Which is why I tossed out "18 of the next 31" and why I'm sticking with it (even though it now means we have to go 17-9 the next two seasons). The program might not go anywhere, and it might sink right back down like Zook or Turner, but the next two seasons should be solid. "Experience" almost always points to wins.
The concern? That we're in that "10% of coaches would actually fail to get an experienced team to a bowl" category I listed above. Why? Zero improvement over three years.
Because I just made up those stats (90% / 10%), I figured I'd do some research to back it up. That's what led to the intro of the preview, looking at every coach hired at every P5 program since 2006. And that led me to that number: 89 of the 97 coaches had won six games at least once (one of them left for a better job after only two years, so tossing that one out, it's 89 of 96 coaches that were able to get their team to a bowl when they rebuilt their programs). So, 90% was a little low. I'll amend my statement from above:
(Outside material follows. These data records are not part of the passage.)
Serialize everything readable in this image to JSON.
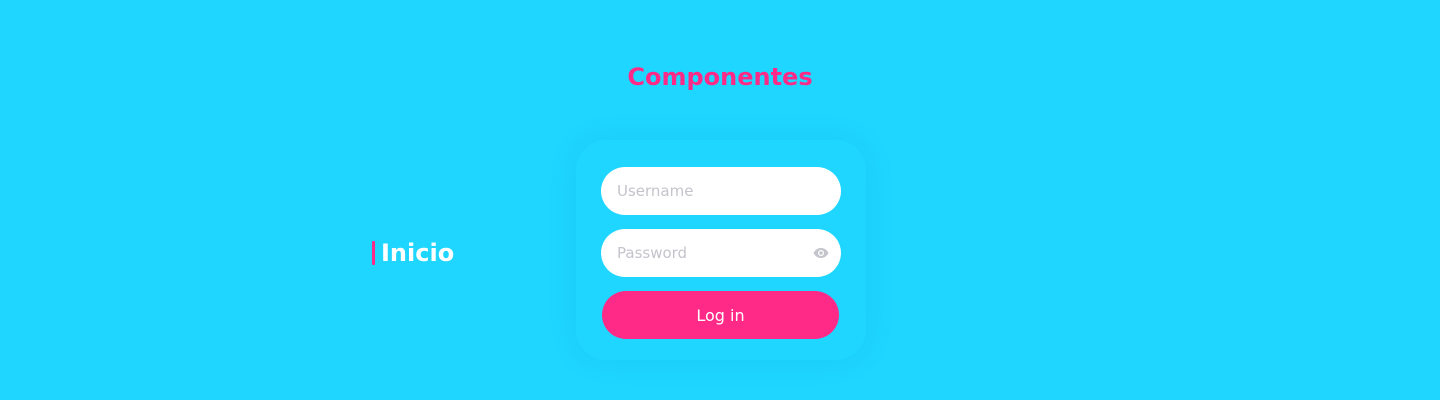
{
  "header": {
    "title": "Componentes"
  },
  "section": {
    "label": "Inicio"
  },
  "login_form": {
    "username_placeholder": "Username",
    "username_value": "",
    "password_placeholder": "Password",
    "password_value": "",
    "password_toggle_icon": "eye-icon",
    "submit_label": "Log in"
  },
  "colors": {
    "background": "#1ed6ff",
    "accent": "#ff2a87",
    "field_background": "#ffffff",
    "placeholder": "#c4c4cc",
    "label_text": "#ffffff"
  }
}
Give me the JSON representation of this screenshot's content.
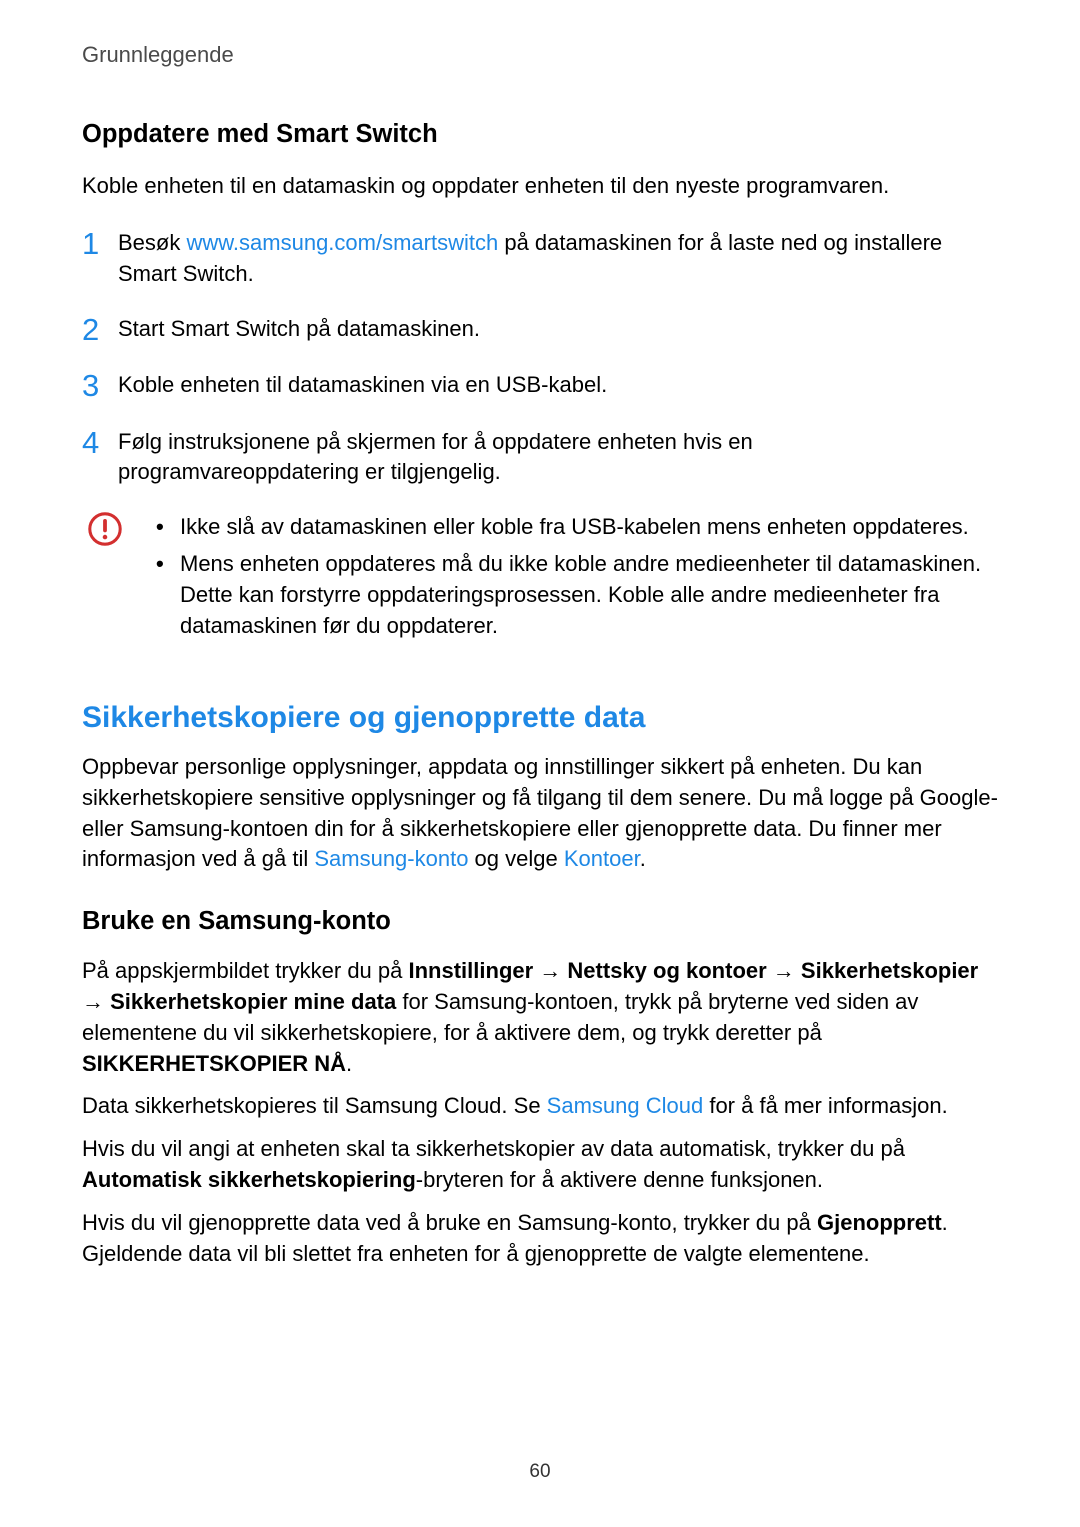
{
  "header": {
    "section": "Grunnleggende"
  },
  "smart_switch": {
    "heading": "Oppdatere med Smart Switch",
    "intro": "Koble enheten til en datamaskin og oppdater enheten til den nyeste programvaren.",
    "steps": [
      {
        "num": "1",
        "text_before": "Besøk ",
        "link": "www.samsung.com/smartswitch",
        "text_after": " på datamaskinen for å laste ned og installere Smart Switch."
      },
      {
        "num": "2",
        "text": "Start Smart Switch på datamaskinen."
      },
      {
        "num": "3",
        "text": "Koble enheten til datamaskinen via en USB-kabel."
      },
      {
        "num": "4",
        "text": "Følg instruksjonene på skjermen for å oppdatere enheten hvis en programvareoppdatering er tilgjengelig."
      }
    ],
    "caution": [
      "Ikke slå av datamaskinen eller koble fra USB-kabelen mens enheten oppdateres.",
      "Mens enheten oppdateres må du ikke koble andre medieenheter til datamaskinen. Dette kan forstyrre oppdateringsprosessen. Koble alle andre medieenheter fra datamaskinen før du oppdaterer."
    ]
  },
  "backup": {
    "heading": "Sikkerhetskopiere og gjenopprette data",
    "intro_before": "Oppbevar personlige opplysninger, appdata og innstillinger sikkert på enheten. Du kan sikkerhetskopiere sensitive opplysninger og få tilgang til dem senere. Du må logge på Google- eller Samsung-kontoen din for å sikkerhetskopiere eller gjenopprette data. Du finner mer informasjon ved å gå til ",
    "link1": "Samsung-konto",
    "intro_mid": " og velge ",
    "link2": "Kontoer",
    "intro_after": ".",
    "sub_heading": "Bruke en Samsung-konto",
    "p1_a": "På appskjermbildet trykker du på ",
    "p1_b1": "Innstillinger",
    "p1_arr": " → ",
    "p1_b2": "Nettsky og kontoer",
    "p1_b3": "Sikkerhetskopier",
    "p1_b4": "Sikkerhetskopier mine data",
    "p1_c": " for Samsung-kontoen, trykk på bryterne ved siden av elementene du vil sikkerhetskopiere, for å aktivere dem, og trykk deretter på ",
    "p1_d": "SIKKERHETSKOPIER NÅ",
    "p1_e": ".",
    "p2_a": "Data sikkerhetskopieres til Samsung Cloud. Se ",
    "p2_link": "Samsung Cloud",
    "p2_b": " for å få mer informasjon.",
    "p3_a": "Hvis du vil angi at enheten skal ta sikkerhetskopier av data automatisk, trykker du på ",
    "p3_b": "Automatisk sikkerhetskopiering",
    "p3_c": "-bryteren for å aktivere denne funksjonen.",
    "p4_a": "Hvis du vil gjenopprette data ved å bruke en Samsung-konto, trykker du på ",
    "p4_b": "Gjenopprett",
    "p4_c": ". Gjeldende data vil bli slettet fra enheten for å gjenopprette de valgte elementene."
  },
  "pagenum": "60"
}
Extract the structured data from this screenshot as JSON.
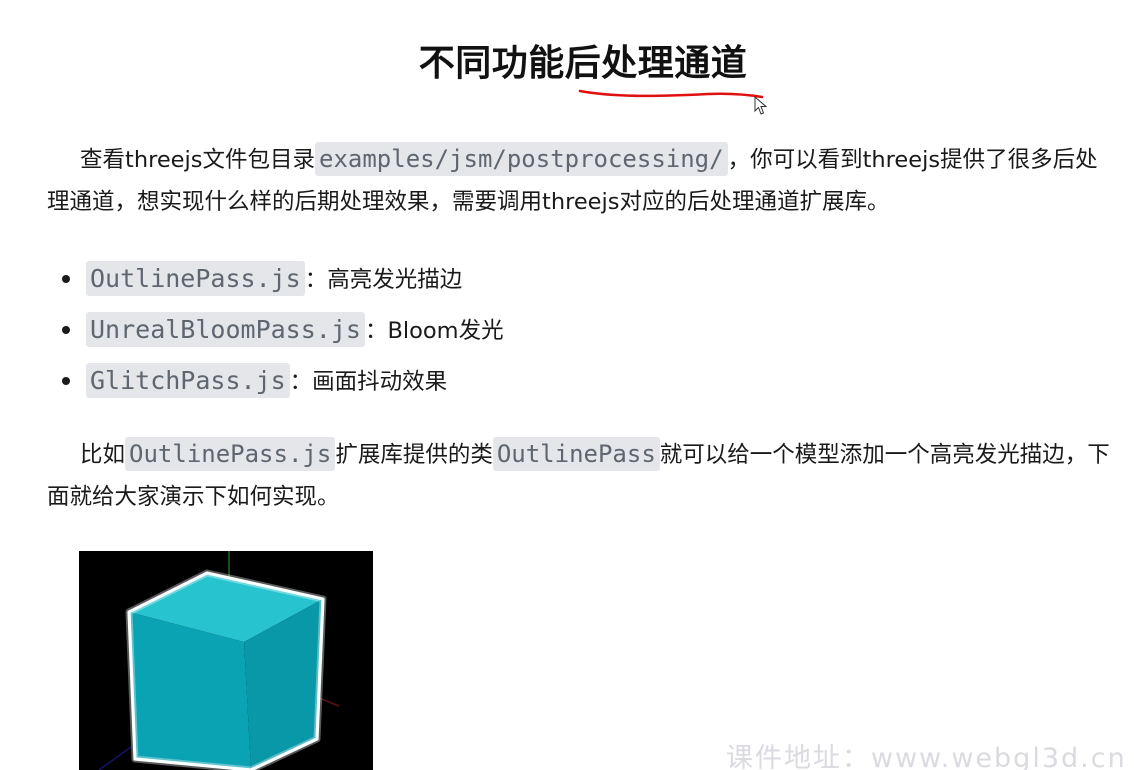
{
  "document": {
    "title": "不同功能后处理通道",
    "intro": {
      "before": "查看threejs文件包目录",
      "code": "examples/jsm/postprocessing/",
      "after": "，你可以看到threejs提供了很多后处理通道，想实现什么样的后期处理效果，需要调用threejs对应的后处理通道扩展库。"
    },
    "passes": [
      {
        "code": "OutlinePass.js",
        "desc": "：高亮发光描边"
      },
      {
        "code": "UnrealBloomPass.js",
        "desc": "：Bloom发光"
      },
      {
        "code": "GlitchPass.js",
        "desc": "：画面抖动效果"
      }
    ],
    "example": {
      "before": "比如",
      "code1": "OutlinePass.js",
      "middle": "扩展库提供的类",
      "code2": "OutlinePass",
      "after": "就可以给一个模型添加一个高亮发光描边，下面就给大家演示下如何实现。"
    },
    "demo_image": {
      "description_icon": "teal-cube-with-white-outline"
    }
  },
  "annotation": {
    "underline_color": "#e01010"
  },
  "watermark": "课件地址：www.webgl3d.cn",
  "colors": {
    "code_bg": "#e4e6ea",
    "code_text": "#5f6670",
    "cube_face": "#0aa3b3",
    "text": "#1a1a1a"
  }
}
The concern? That we're in that "7.29% of coaches would actually fail to get an experienced team to a bowl" category.
That's why I can't believe what I'm seeing. That's why the Eastern Michigan loss still haunts me. That's why, in the back of my mind, I still expect this season to turn around. I just cannot believe that a head coach who took a team to a Super Bowl could be in the 7.29%. I get that the NFL is a completely different animal, but I'm not asking Lovie to win the Big Ten here. Just go .500 one time in four seasons. Then we can set the bar at "middle of the pack Big Ten West team". THEN we can talk about maybe winning the Big Ten West.
I went to a friend's wedding once where there was a 90% chance of rain. And it was an outdoor wedding. It was held on the grounds of this historic mansion, and there was no room inside to hold a ceremony, so the backup plan was moving all the tables in the reception tent and holding the ceremony there. It was in May, and an all-day rain was on it's way, with storms stretching from Texas to the Dakotas.
And then the storm split into two right around St. Louis and it didn't rain. The ceremony went off without a hitch. It rained from Alton, IL all the way up to Minnesota, and it rained from Farmington, MO all the way down to Mississippi, but the rain missed St. Louis. The tiny chance of that happening is why the forecaster put it at 90% and not 100%, and somehow, the 10% hit.
Writing these posts about "18 of 31" and such, that's how confident I felt. The same confidence with which I would have told the groom "hey man, sorry, but it's absolutely going to rain tomorrow - just look at how big this storm is". And then it didn't rain. And we lost to Eastern Michigan and now must win four Big Ten games to go to a bowl. Oh, and we've only won four Big Ten games twice since 2003.
Which means, I guess, that October 12, 2019 looms even larger than before. We likely lose to Minnesota next week, meaning we'll be 2-3 and going nowhere. And we're not beating Wisconsin, so 2-5 is staring us straight in the face. So October 12, 2019 against a not-as-good-as-they-should-be Michigan team is our chance to turn it around.
See? I had it right all along. When I put October 12, 2019 in my Twitter bio 3.5 years ago, I knew that Lovie would be 11-30 before and would then go 14-6 after (the numbers that would be required to get us that 18 of 31). Look out, world! Illini football comin'!
Oh. Right. The world never really has to look out for us. We're Illinois football and we can't be trusted.